▸ **Work instructions**:
Give the number of lines in the material below that contain the word "icon", and nothing else.

▸ **Data to use**:

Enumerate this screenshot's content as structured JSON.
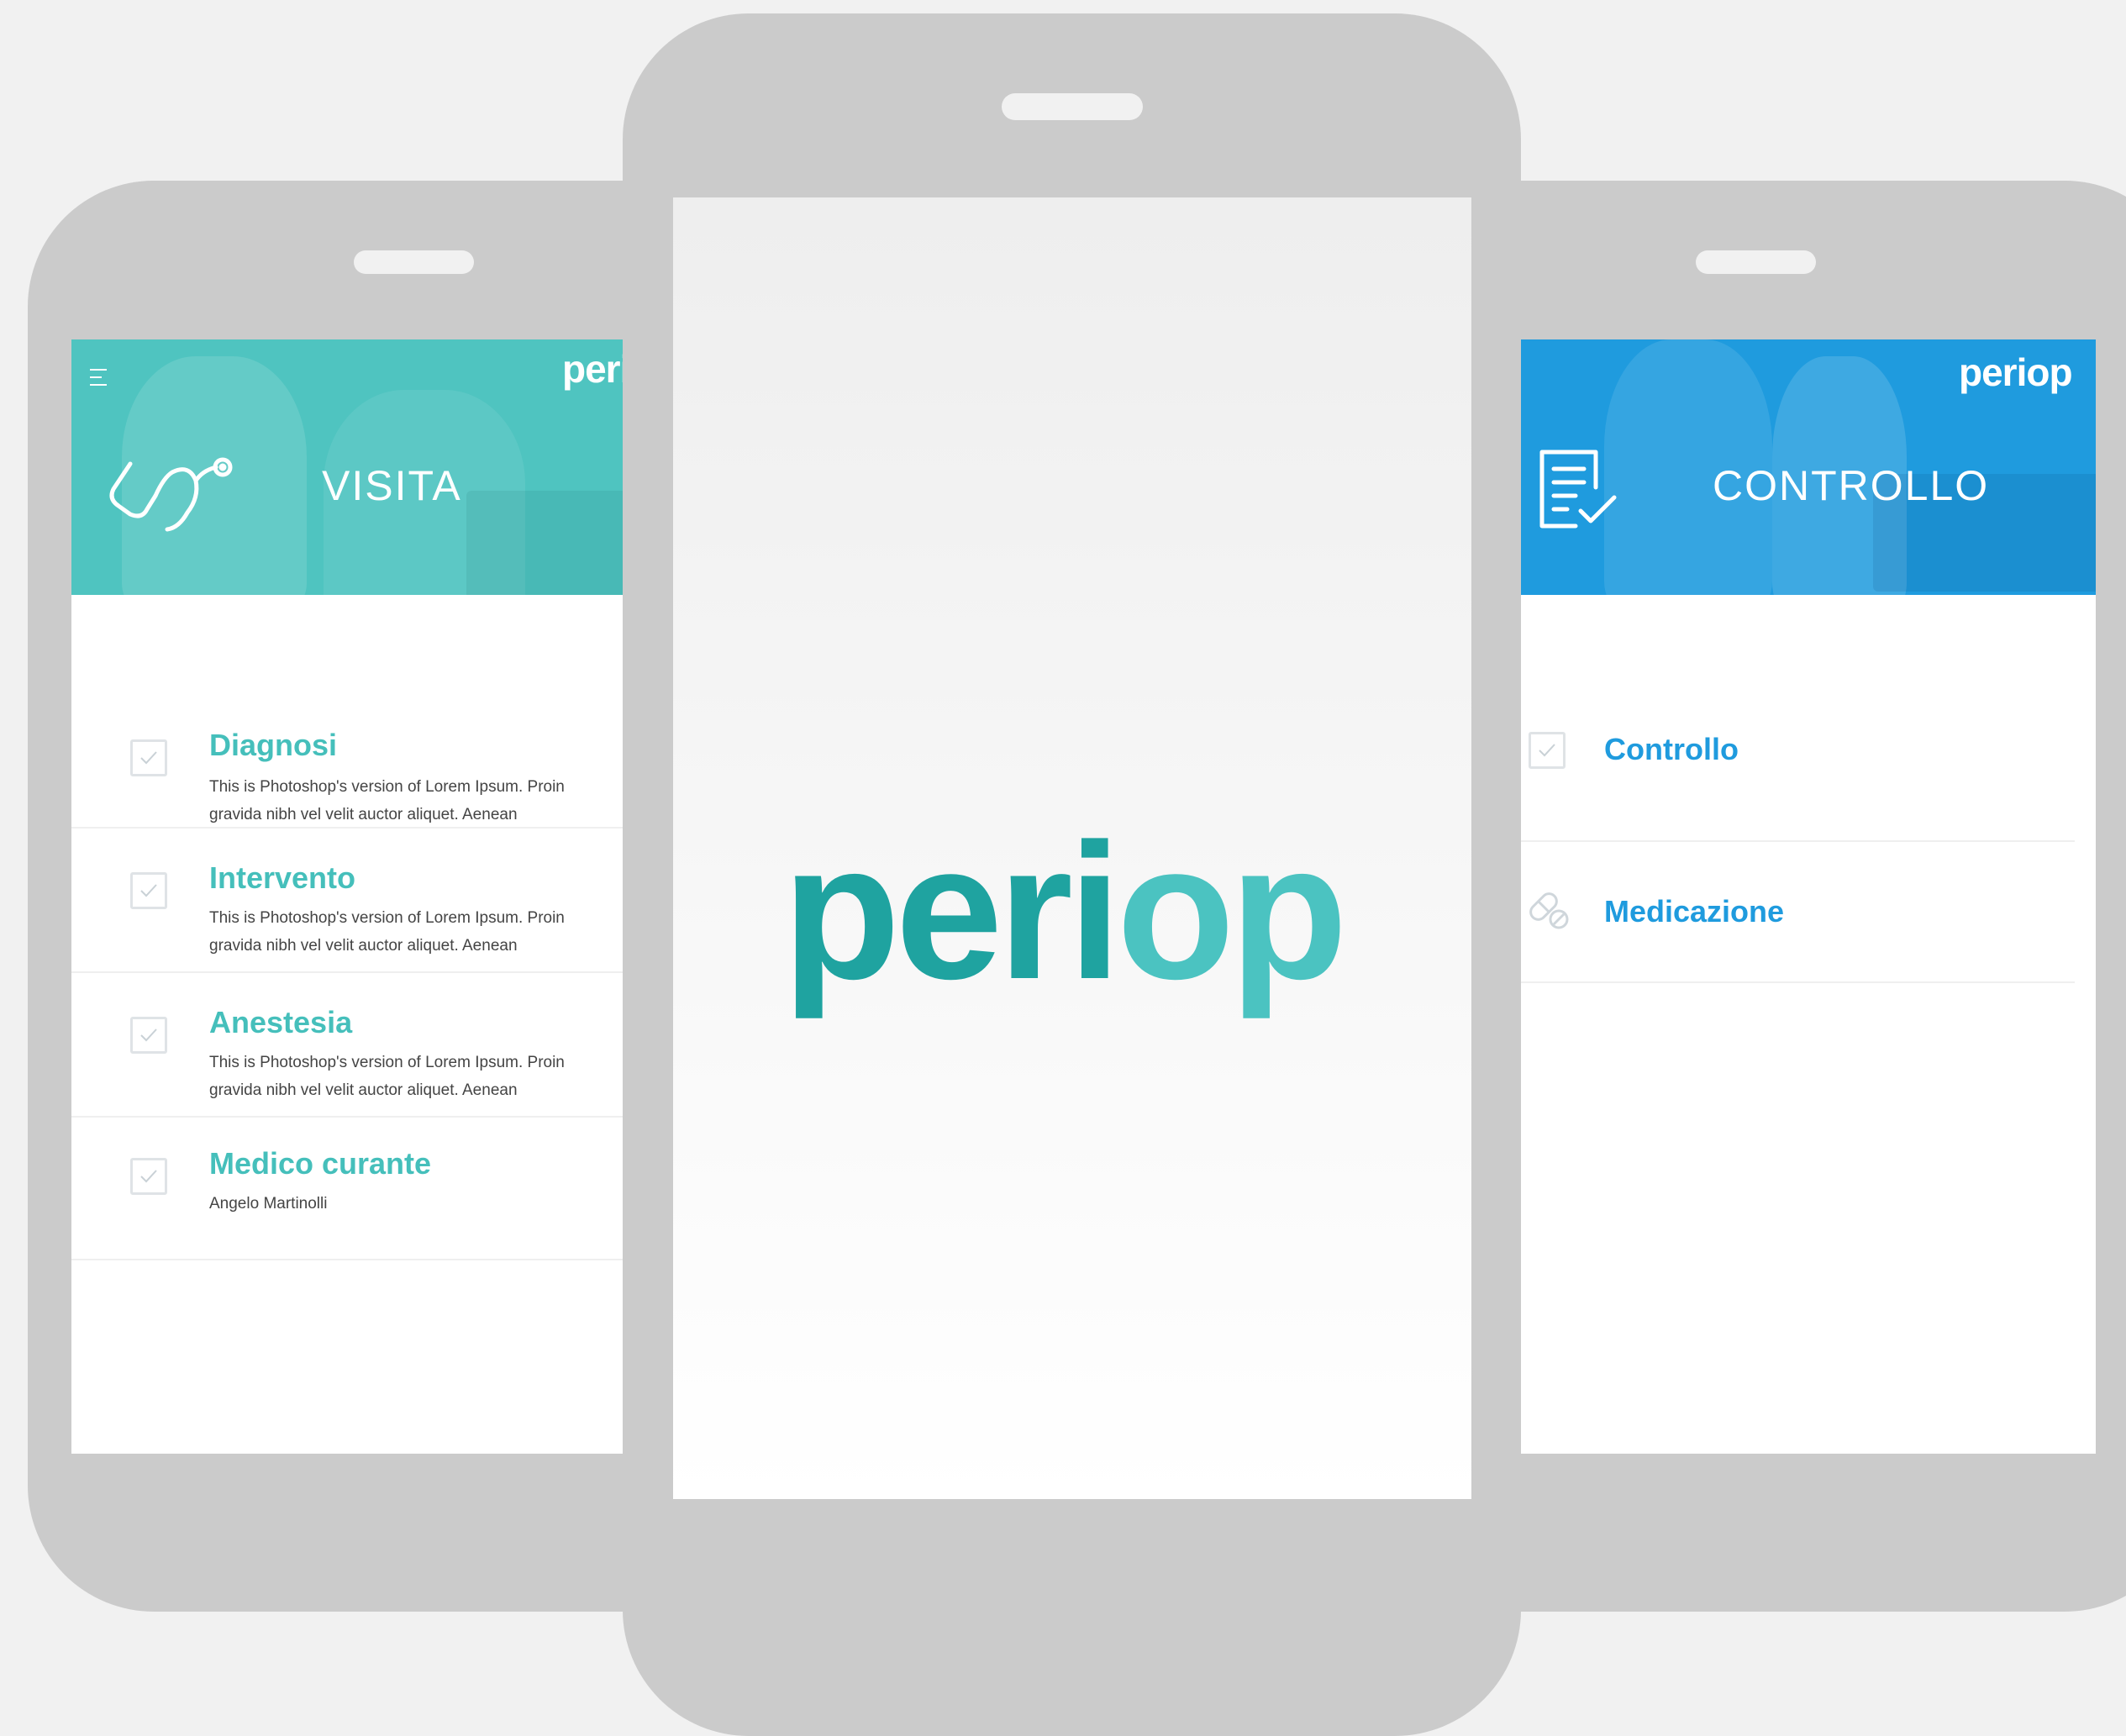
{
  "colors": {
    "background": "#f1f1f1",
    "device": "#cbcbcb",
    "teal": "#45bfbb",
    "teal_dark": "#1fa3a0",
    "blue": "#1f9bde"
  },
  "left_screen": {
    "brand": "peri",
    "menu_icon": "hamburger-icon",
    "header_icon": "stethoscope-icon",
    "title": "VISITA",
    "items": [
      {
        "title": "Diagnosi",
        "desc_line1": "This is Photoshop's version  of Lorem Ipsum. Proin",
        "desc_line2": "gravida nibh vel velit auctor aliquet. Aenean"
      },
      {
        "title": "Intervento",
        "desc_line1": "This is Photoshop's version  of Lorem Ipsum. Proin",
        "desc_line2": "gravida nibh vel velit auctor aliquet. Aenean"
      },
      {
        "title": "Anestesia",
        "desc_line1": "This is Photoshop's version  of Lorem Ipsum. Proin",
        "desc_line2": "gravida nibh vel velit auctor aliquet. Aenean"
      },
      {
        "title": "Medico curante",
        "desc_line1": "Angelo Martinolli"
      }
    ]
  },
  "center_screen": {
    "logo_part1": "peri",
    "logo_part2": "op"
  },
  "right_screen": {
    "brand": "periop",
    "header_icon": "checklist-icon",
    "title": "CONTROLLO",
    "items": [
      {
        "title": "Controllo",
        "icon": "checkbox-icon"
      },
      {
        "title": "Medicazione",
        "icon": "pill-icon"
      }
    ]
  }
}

▸ **Answer section**:
5